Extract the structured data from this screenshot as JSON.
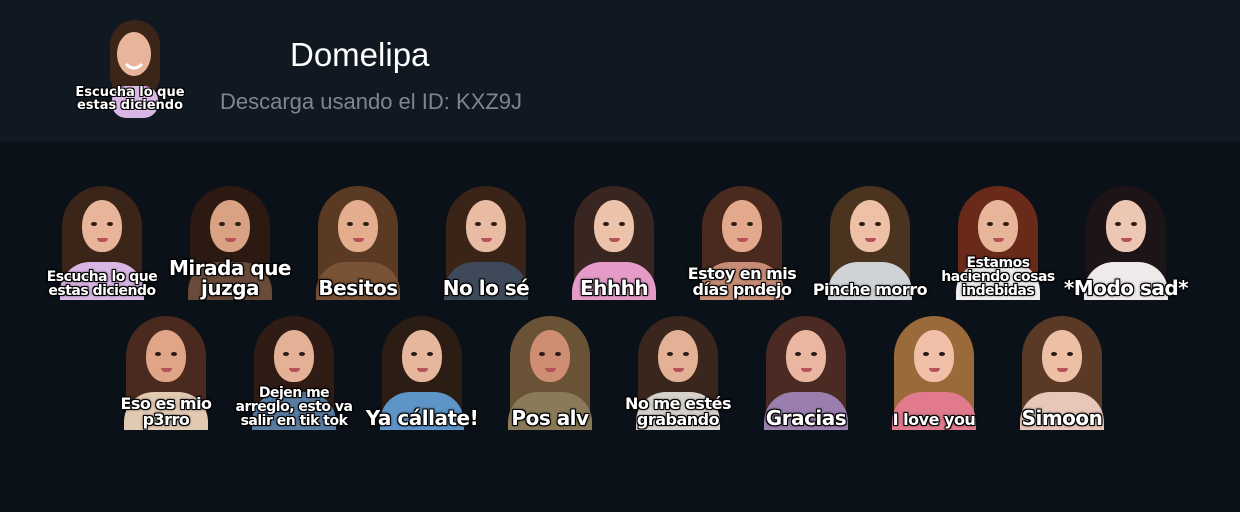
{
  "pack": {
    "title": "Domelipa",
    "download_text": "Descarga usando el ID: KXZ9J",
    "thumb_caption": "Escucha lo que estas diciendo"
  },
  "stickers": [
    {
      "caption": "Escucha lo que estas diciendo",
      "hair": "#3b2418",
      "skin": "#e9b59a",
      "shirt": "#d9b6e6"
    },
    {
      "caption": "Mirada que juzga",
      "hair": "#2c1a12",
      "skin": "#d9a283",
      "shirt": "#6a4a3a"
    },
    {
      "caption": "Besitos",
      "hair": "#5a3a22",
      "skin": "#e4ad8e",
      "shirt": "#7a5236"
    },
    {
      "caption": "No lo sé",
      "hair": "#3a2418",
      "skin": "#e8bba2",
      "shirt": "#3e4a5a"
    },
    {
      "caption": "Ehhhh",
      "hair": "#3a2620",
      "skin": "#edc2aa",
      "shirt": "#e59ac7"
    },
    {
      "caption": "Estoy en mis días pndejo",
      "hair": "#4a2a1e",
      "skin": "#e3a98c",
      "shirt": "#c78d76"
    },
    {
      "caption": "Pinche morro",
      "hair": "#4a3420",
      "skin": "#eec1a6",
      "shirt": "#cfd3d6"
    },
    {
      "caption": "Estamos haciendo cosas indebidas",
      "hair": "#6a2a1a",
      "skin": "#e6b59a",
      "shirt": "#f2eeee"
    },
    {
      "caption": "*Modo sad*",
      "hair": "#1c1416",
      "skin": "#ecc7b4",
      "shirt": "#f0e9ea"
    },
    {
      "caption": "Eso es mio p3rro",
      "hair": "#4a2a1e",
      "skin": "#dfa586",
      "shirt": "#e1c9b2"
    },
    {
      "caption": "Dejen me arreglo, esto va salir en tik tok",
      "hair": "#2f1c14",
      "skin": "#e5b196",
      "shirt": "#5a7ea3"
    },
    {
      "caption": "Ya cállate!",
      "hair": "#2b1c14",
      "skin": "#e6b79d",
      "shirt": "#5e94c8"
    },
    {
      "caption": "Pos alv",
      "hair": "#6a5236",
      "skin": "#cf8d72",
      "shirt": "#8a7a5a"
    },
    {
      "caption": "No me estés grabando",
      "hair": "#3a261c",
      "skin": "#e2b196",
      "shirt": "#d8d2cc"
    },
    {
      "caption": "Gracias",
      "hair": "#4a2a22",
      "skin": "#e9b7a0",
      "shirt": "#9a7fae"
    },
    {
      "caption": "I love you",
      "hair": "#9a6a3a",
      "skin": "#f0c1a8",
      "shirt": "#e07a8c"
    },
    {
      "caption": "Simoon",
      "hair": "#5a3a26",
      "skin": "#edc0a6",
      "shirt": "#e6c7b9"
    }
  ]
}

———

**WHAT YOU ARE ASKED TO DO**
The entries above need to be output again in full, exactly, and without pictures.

**TASK RESULT**
Extract the structured data from this screenshot as JSON.
{
  "pack": {
    "title": "Domelipa",
    "download_text": "Descarga usando el ID: KXZ9J",
    "thumb_caption": "Escucha lo que estas diciendo"
  },
  "stickers": [
    {
      "caption": "Escucha lo que estas diciendo",
      "hair": "#3b2418",
      "skin": "#e9b59a",
      "shirt": "#d9b6e6"
    },
    {
      "caption": "Mirada que juzga",
      "hair": "#2c1a12",
      "skin": "#d9a283",
      "shirt": "#6a4a3a"
    },
    {
      "caption": "Besitos",
      "hair": "#5a3a22",
      "skin": "#e4ad8e",
      "shirt": "#7a5236"
    },
    {
      "caption": "No lo sé",
      "hair": "#3a2418",
      "skin": "#e8bba2",
      "shirt": "#3e4a5a"
    },
    {
      "caption": "Ehhhh",
      "hair": "#3a2620",
      "skin": "#edc2aa",
      "shirt": "#e59ac7"
    },
    {
      "caption": "Estoy en mis días pndejo",
      "hair": "#4a2a1e",
      "skin": "#e3a98c",
      "shirt": "#c78d76"
    },
    {
      "caption": "Pinche morro",
      "hair": "#4a3420",
      "skin": "#eec1a6",
      "shirt": "#cfd3d6"
    },
    {
      "caption": "Estamos haciendo cosas indebidas",
      "hair": "#6a2a1a",
      "skin": "#e6b59a",
      "shirt": "#f2eeee"
    },
    {
      "caption": "*Modo sad*",
      "hair": "#1c1416",
      "skin": "#ecc7b4",
      "shirt": "#f0e9ea"
    },
    {
      "caption": "Eso es mio p3rro",
      "hair": "#4a2a1e",
      "skin": "#dfa586",
      "shirt": "#e1c9b2"
    },
    {
      "caption": "Dejen me arreglo, esto va salir en tik tok",
      "hair": "#2f1c14",
      "skin": "#e5b196",
      "shirt": "#5a7ea3"
    },
    {
      "caption": "Ya cállate!",
      "hair": "#2b1c14",
      "skin": "#e6b79d",
      "shirt": "#5e94c8"
    },
    {
      "caption": "Pos alv",
      "hair": "#6a5236",
      "skin": "#cf8d72",
      "shirt": "#8a7a5a"
    },
    {
      "caption": "No me estés grabando",
      "hair": "#3a261c",
      "skin": "#e2b196",
      "shirt": "#d8d2cc"
    },
    {
      "caption": "Gracias",
      "hair": "#4a2a22",
      "skin": "#e9b7a0",
      "shirt": "#9a7fae"
    },
    {
      "caption": "I love you",
      "hair": "#9a6a3a",
      "skin": "#f0c1a8",
      "shirt": "#e07a8c"
    },
    {
      "caption": "Simoon",
      "hair": "#5a3a26",
      "skin": "#edc0a6",
      "shirt": "#e6c7b9"
    }
  ]
}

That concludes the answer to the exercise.